**THE INPUT:**
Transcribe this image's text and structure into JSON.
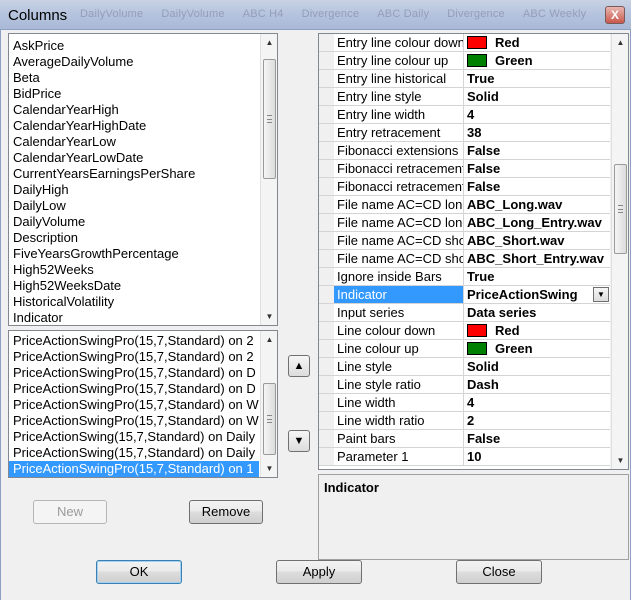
{
  "window": {
    "title": "Columns",
    "background_tabs": [
      "DailyVolume",
      "DailyVolume",
      "ABC H4",
      "Divergence",
      "ABC Daily",
      "Divergence",
      "ABC Weekly",
      "Divergence"
    ],
    "close_glyph": "X"
  },
  "available_columns": {
    "items": [
      "AskPrice",
      "AverageDailyVolume",
      "Beta",
      "BidPrice",
      "CalendarYearHigh",
      "CalendarYearHighDate",
      "CalendarYearLow",
      "CalendarYearLowDate",
      "CurrentYearsEarningsPerShare",
      "DailyHigh",
      "DailyLow",
      "DailyVolume",
      "Description",
      "FiveYearsGrowthPercentage",
      "High52Weeks",
      "High52WeeksDate",
      "HistoricalVolatility",
      "Indicator"
    ],
    "scroll_up_icon": "scroll-up-arrow",
    "scroll_down_icon": "scroll-down-arrow"
  },
  "selected_columns": {
    "items": [
      "PriceActionSwingPro(15,7,Standard) on 2",
      "PriceActionSwingPro(15,7,Standard) on 2",
      "PriceActionSwingPro(15,7,Standard) on D",
      "PriceActionSwingPro(15,7,Standard) on D",
      "PriceActionSwingPro(15,7,Standard) on W",
      "PriceActionSwingPro(15,7,Standard) on W",
      "PriceActionSwing(15,7,Standard) on Daily",
      "PriceActionSwing(15,7,Standard) on Daily",
      "PriceActionSwingPro(15,7,Standard) on 1"
    ],
    "selected_index": 8
  },
  "move_buttons": {
    "up_glyph": "▲",
    "down_glyph": "▼"
  },
  "properties": {
    "rows": [
      {
        "name": "Entry line colour down",
        "value": "Red",
        "swatch": "#ff0000"
      },
      {
        "name": "Entry line colour up",
        "value": "Green",
        "swatch": "#008000"
      },
      {
        "name": "Entry line historical",
        "value": "True"
      },
      {
        "name": "Entry line style",
        "value": "Solid"
      },
      {
        "name": "Entry line width",
        "value": "4"
      },
      {
        "name": "Entry retracement",
        "value": "38"
      },
      {
        "name": "Fibonacci extensions",
        "value": "False"
      },
      {
        "name": "Fibonacci retracement",
        "value": "False"
      },
      {
        "name": "Fibonacci retracement",
        "value": "False"
      },
      {
        "name": "File name AC=CD long",
        "value": "ABC_Long.wav"
      },
      {
        "name": "File name AC=CD long",
        "value": "ABC_Long_Entry.wav"
      },
      {
        "name": "File name AC=CD short",
        "value": "ABC_Short.wav"
      },
      {
        "name": "File name AC=CD short",
        "value": "ABC_Short_Entry.wav"
      },
      {
        "name": "Ignore inside Bars",
        "value": "True"
      },
      {
        "name": "Indicator",
        "value": "PriceActionSwing",
        "selected": true,
        "dropdown": true
      },
      {
        "name": "Input series",
        "value": "Data series"
      },
      {
        "name": "Line colour down",
        "value": "Red",
        "swatch": "#ff0000"
      },
      {
        "name": "Line colour up",
        "value": "Green",
        "swatch": "#008000"
      },
      {
        "name": "Line style",
        "value": "Solid"
      },
      {
        "name": "Line style ratio",
        "value": "Dash"
      },
      {
        "name": "Line width",
        "value": "4"
      },
      {
        "name": "Line width ratio",
        "value": "2"
      },
      {
        "name": "Paint bars",
        "value": "False"
      },
      {
        "name": "Parameter 1",
        "value": "10"
      }
    ]
  },
  "description": {
    "title": "Indicator"
  },
  "buttons": {
    "new_label": "New",
    "remove_label": "Remove",
    "ok_label": "OK",
    "apply_label": "Apply",
    "close_label": "Close"
  },
  "colors": {
    "selection": "#3399ff",
    "red_swatch": "#ff0000",
    "green_swatch": "#008000"
  }
}
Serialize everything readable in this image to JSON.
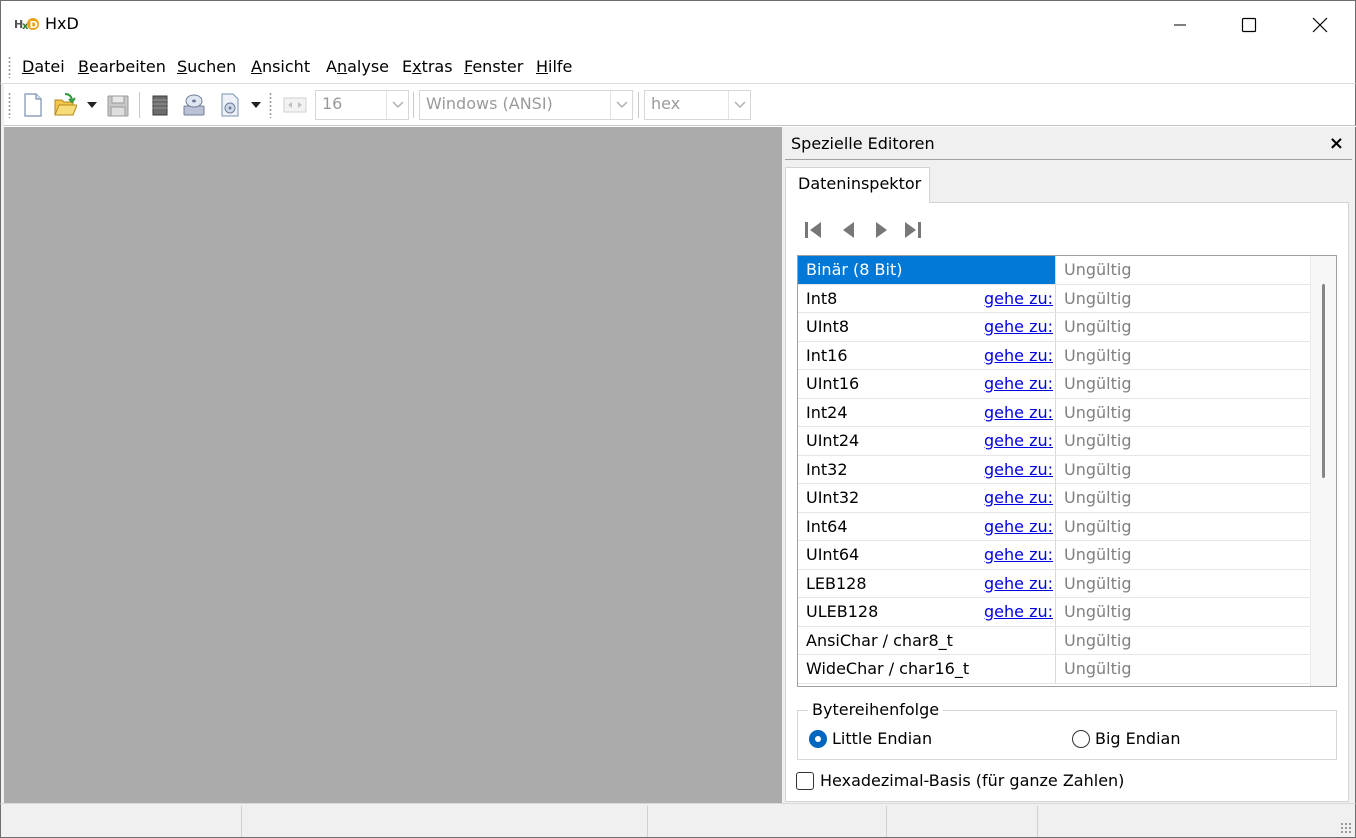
{
  "window": {
    "title": "HxD",
    "controls": [
      "minimize-icon",
      "maximize-icon",
      "close-icon"
    ]
  },
  "menu": {
    "items": [
      {
        "first": "D",
        "rest": "atei"
      },
      {
        "first": "B",
        "rest": "earbeiten"
      },
      {
        "first": "S",
        "rest": "uchen"
      },
      {
        "first": "A",
        "rest": "nsicht"
      },
      {
        "first": "An",
        "rest": "alyse",
        "underline_index": 1
      },
      {
        "first": "Ex",
        "rest": "tras"
      },
      {
        "first": "F",
        "rest": "enster"
      },
      {
        "first": "H",
        "rest": "ilfe"
      }
    ]
  },
  "toolbar": {
    "icons": [
      "new-file-icon",
      "open-file-icon",
      "save-icon",
      "ram-icon",
      "disk-icon",
      "disk-image-icon",
      "bytes-per-row-icon"
    ],
    "bytes_per_row": "16",
    "charset": "Windows (ANSI)",
    "offset_base": "hex"
  },
  "panel": {
    "title": "Spezielle Editoren",
    "close_label": "×",
    "tab": "Dateninspektor",
    "nav_icons": [
      "first-icon",
      "prev-icon",
      "next-icon",
      "last-icon"
    ],
    "link_label": "gehe zu:",
    "rows": [
      {
        "name": "Binär (8 Bit)",
        "value": "Ungültig",
        "link": false,
        "selected": true
      },
      {
        "name": "Int8",
        "value": "Ungültig",
        "link": true
      },
      {
        "name": "UInt8",
        "value": "Ungültig",
        "link": true
      },
      {
        "name": "Int16",
        "value": "Ungültig",
        "link": true
      },
      {
        "name": "UInt16",
        "value": "Ungültig",
        "link": true
      },
      {
        "name": "Int24",
        "value": "Ungültig",
        "link": true
      },
      {
        "name": "UInt24",
        "value": "Ungültig",
        "link": true
      },
      {
        "name": "Int32",
        "value": "Ungültig",
        "link": true
      },
      {
        "name": "UInt32",
        "value": "Ungültig",
        "link": true
      },
      {
        "name": "Int64",
        "value": "Ungültig",
        "link": true
      },
      {
        "name": "UInt64",
        "value": "Ungültig",
        "link": true
      },
      {
        "name": "LEB128",
        "value": "Ungültig",
        "link": true
      },
      {
        "name": "ULEB128",
        "value": "Ungültig",
        "link": true
      },
      {
        "name": "AnsiChar / char8_t",
        "value": "Ungültig",
        "link": false
      },
      {
        "name": "WideChar / char16_t",
        "value": "Ungültig",
        "link": false
      }
    ],
    "byteorder": {
      "legend": "Bytereihenfolge",
      "little": "Little Endian",
      "big": "Big Endian",
      "selected": "little"
    },
    "hex_basis": {
      "label": "Hexadezimal-Basis (für ganze Zahlen)",
      "checked": false
    }
  },
  "colors": {
    "selection": "#0078d7",
    "link": "#0000e6",
    "workspace": "#ababab"
  }
}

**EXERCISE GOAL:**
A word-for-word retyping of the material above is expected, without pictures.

**EXPECTED OUTPUT:**
Transcribe this image's text and structure into JSON.
{
  "window": {
    "title": "Columns",
    "background_tabs": [
      "DailyVolume",
      "DailyVolume",
      "ABC H4",
      "Divergence",
      "ABC Daily",
      "Divergence",
      "ABC Weekly",
      "Divergence"
    ],
    "close_glyph": "X"
  },
  "available_columns": {
    "items": [
      "AskPrice",
      "AverageDailyVolume",
      "Beta",
      "BidPrice",
      "CalendarYearHigh",
      "CalendarYearHighDate",
      "CalendarYearLow",
      "CalendarYearLowDate",
      "CurrentYearsEarningsPerShare",
      "DailyHigh",
      "DailyLow",
      "DailyVolume",
      "Description",
      "FiveYearsGrowthPercentage",
      "High52Weeks",
      "High52WeeksDate",
      "HistoricalVolatility",
      "Indicator"
    ],
    "scroll_up_icon": "scroll-up-arrow",
    "scroll_down_icon": "scroll-down-arrow"
  },
  "selected_columns": {
    "items": [
      "PriceActionSwingPro(15,7,Standard) on 2",
      "PriceActionSwingPro(15,7,Standard) on 2",
      "PriceActionSwingPro(15,7,Standard) on D",
      "PriceActionSwingPro(15,7,Standard) on D",
      "PriceActionSwingPro(15,7,Standard) on W",
      "PriceActionSwingPro(15,7,Standard) on W",
      "PriceActionSwing(15,7,Standard) on Daily",
      "PriceActionSwing(15,7,Standard) on Daily",
      "PriceActionSwingPro(15,7,Standard) on 1"
    ],
    "selected_index": 8
  },
  "move_buttons": {
    "up_glyph": "▲",
    "down_glyph": "▼"
  },
  "properties": {
    "rows": [
      {
        "name": "Entry line colour down",
        "value": "Red",
        "swatch": "#ff0000"
      },
      {
        "name": "Entry line colour up",
        "value": "Green",
        "swatch": "#008000"
      },
      {
        "name": "Entry line historical",
        "value": "True"
      },
      {
        "name": "Entry line style",
        "value": "Solid"
      },
      {
        "name": "Entry line width",
        "value": "4"
      },
      {
        "name": "Entry retracement",
        "value": "38"
      },
      {
        "name": "Fibonacci extensions",
        "value": "False"
      },
      {
        "name": "Fibonacci retracement",
        "value": "False"
      },
      {
        "name": "Fibonacci retracement",
        "value": "False"
      },
      {
        "name": "File name AC=CD long",
        "value": "ABC_Long.wav"
      },
      {
        "name": "File name AC=CD long",
        "value": "ABC_Long_Entry.wav"
      },
      {
        "name": "File name AC=CD short",
        "value": "ABC_Short.wav"
      },
      {
        "name": "File name AC=CD short",
        "value": "ABC_Short_Entry.wav"
      },
      {
        "name": "Ignore inside Bars",
        "value": "True"
      },
      {
        "name": "Indicator",
        "value": "PriceActionSwing",
        "selected": true,
        "dropdown": true
      },
      {
        "name": "Input series",
        "value": "Data series"
      },
      {
        "name": "Line colour down",
        "value": "Red",
        "swatch": "#ff0000"
      },
      {
        "name": "Line colour up",
        "value": "Green",
        "swatch": "#008000"
      },
      {
        "name": "Line style",
        "value": "Solid"
      },
      {
        "name": "Line style ratio",
        "value": "Dash"
      },
      {
        "name": "Line width",
        "value": "4"
      },
      {
        "name": "Line width ratio",
        "value": "2"
      },
      {
        "name": "Paint bars",
        "value": "False"
      },
      {
        "name": "Parameter 1",
        "value": "10"
      }
    ]
  },
  "description": {
    "title": "Indicator"
  },
  "buttons": {
    "new_label": "New",
    "remove_label": "Remove",
    "ok_label": "OK",
    "apply_label": "Apply",
    "close_label": "Close"
  },
  "colors": {
    "selection": "#3399ff",
    "red_swatch": "#ff0000",
    "green_swatch": "#008000"
  }
}
Serialize everything readable in this image to JSON.
{
  "window": {
    "title": "HxD",
    "controls": [
      "minimize-icon",
      "maximize-icon",
      "close-icon"
    ]
  },
  "menu": {
    "items": [
      {
        "first": "D",
        "rest": "atei"
      },
      {
        "first": "B",
        "rest": "earbeiten"
      },
      {
        "first": "S",
        "rest": "uchen"
      },
      {
        "first": "A",
        "rest": "nsicht"
      },
      {
        "first": "An",
        "rest": "alyse",
        "underline_index": 1
      },
      {
        "first": "Ex",
        "rest": "tras"
      },
      {
        "first": "F",
        "rest": "enster"
      },
      {
        "first": "H",
        "rest": "ilfe"
      }
    ]
  },
  "toolbar": {
    "icons": [
      "new-file-icon",
      "open-file-icon",
      "save-icon",
      "ram-icon",
      "disk-icon",
      "disk-image-icon",
      "bytes-per-row-icon"
    ],
    "bytes_per_row": "16",
    "charset": "Windows (ANSI)",
    "offset_base": "hex"
  },
  "panel": {
    "title": "Spezielle Editoren",
    "close_label": "×",
    "tab": "Dateninspektor",
    "nav_icons": [
      "first-icon",
      "prev-icon",
      "next-icon",
      "last-icon"
    ],
    "link_label": "gehe zu:",
    "rows": [
      {
        "name": "Binär (8 Bit)",
        "value": "Ungültig",
        "link": false,
        "selected": true
      },
      {
        "name": "Int8",
        "value": "Ungültig",
        "link": true
      },
      {
        "name": "UInt8",
        "value": "Ungültig",
        "link": true
      },
      {
        "name": "Int16",
        "value": "Ungültig",
        "link": true
      },
      {
        "name": "UInt16",
        "value": "Ungültig",
        "link": true
      },
      {
        "name": "Int24",
        "value": "Ungültig",
        "link": true
      },
      {
        "name": "UInt24",
        "value": "Ungültig",
        "link": true
      },
      {
        "name": "Int32",
        "value": "Ungültig",
        "link": true
      },
      {
        "name": "UInt32",
        "value": "Ungültig",
        "link": true
      },
      {
        "name": "Int64",
        "value": "Ungültig",
        "link": true
      },
      {
        "name": "UInt64",
        "value": "Ungültig",
        "link": true
      },
      {
        "name": "LEB128",
        "value": "Ungültig",
        "link": true
      },
      {
        "name": "ULEB128",
        "value": "Ungültig",
        "link": true
      },
      {
        "name": "AnsiChar / char8_t",
        "value": "Ungültig",
        "link": false
      },
      {
        "name": "WideChar / char16_t",
        "value": "Ungültig",
        "link": false
      }
    ],
    "byteorder": {
      "legend": "Bytereihenfolge",
      "little": "Little Endian",
      "big": "Big Endian",
      "selected": "little"
    },
    "hex_basis": {
      "label": "Hexadezimal-Basis (für ganze Zahlen)",
      "checked": false
    }
  },
  "colors": {
    "selection": "#0078d7",
    "link": "#0000e6",
    "workspace": "#ababab"
  }
}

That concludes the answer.